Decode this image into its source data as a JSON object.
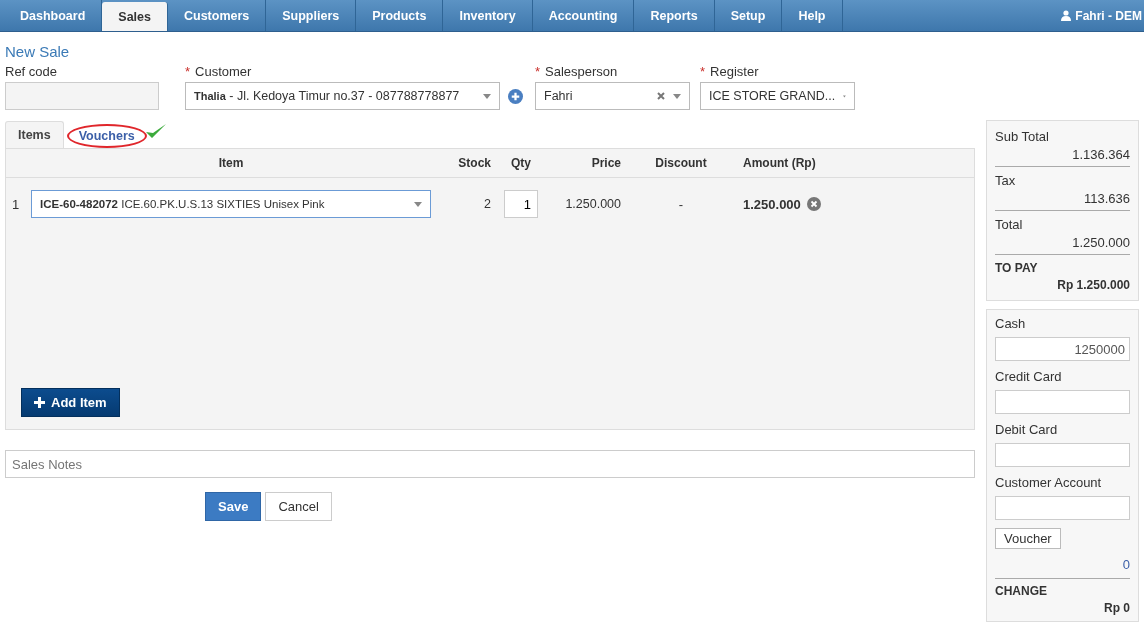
{
  "nav": {
    "tabs": [
      {
        "label": "Dashboard",
        "selected": false
      },
      {
        "label": "Sales",
        "selected": true
      },
      {
        "label": "Customers",
        "selected": false
      },
      {
        "label": "Suppliers",
        "selected": false
      },
      {
        "label": "Products",
        "selected": false
      },
      {
        "label": "Inventory",
        "selected": false
      },
      {
        "label": "Accounting",
        "selected": false
      },
      {
        "label": "Reports",
        "selected": false
      },
      {
        "label": "Setup",
        "selected": false
      },
      {
        "label": "Help",
        "selected": false
      }
    ],
    "user": "Fahri - DEM"
  },
  "page_title": "New Sale",
  "fields": [
    {
      "label": "Ref code",
      "kind": "text"
    },
    {
      "label": "Customer",
      "required_mark": "*",
      "kind": "select_add",
      "value": "**Thalia** - Jl. Kedoya Timur no.37 - 087788778877"
    },
    {
      "label": "Salesperson",
      "required_mark": "*",
      "kind": "select_clear",
      "value": "Fahri"
    },
    {
      "label": "Register",
      "required_mark": "*",
      "kind": "select",
      "value": "ICE STORE GRAND..."
    }
  ],
  "tabs": [
    {
      "label": "Items",
      "selected": true,
      "annotated": false
    },
    {
      "label": "Vouchers",
      "selected": false,
      "annotated": true
    }
  ],
  "table": {
    "columns": [
      "Item",
      "Stock",
      "Qty",
      "Price",
      "Discount",
      "Amount (Rp)"
    ],
    "rows": [
      {
        "no": "1",
        "item": "**ICE-60-482072** ICE.60.PK.U.S.13 SIXTIES Unisex Pink",
        "stock": "2",
        "qty": "1",
        "price": "1.250.000",
        "discount": "-",
        "amount": "1.250.000"
      }
    ]
  },
  "add_item": "Add Item",
  "notes_placeholder": "Sales Notes",
  "buttons": [
    "Save",
    "Cancel"
  ],
  "summary": [
    {
      "label": "Sub Total",
      "value": "1.136.364",
      "kind": "line"
    },
    {
      "label": "Tax",
      "value": "113.636",
      "kind": "line"
    },
    {
      "label": "Total",
      "value": "1.250.000",
      "kind": "line"
    },
    {
      "label": "TO PAY",
      "value": "Rp 1.250.000",
      "kind": "total"
    }
  ],
  "payments": [
    {
      "label": "Cash",
      "value": "1250000"
    },
    {
      "label": "Credit Card"
    },
    {
      "label": "Debit Card"
    },
    {
      "label": "Customer Account"
    }
  ],
  "voucher_button": "Voucher",
  "voucher_value": "0",
  "change": {
    "label": "CHANGE",
    "value": "Rp 0"
  }
}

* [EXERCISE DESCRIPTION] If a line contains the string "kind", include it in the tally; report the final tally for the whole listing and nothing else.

* [FINISHED EXERCISE] 8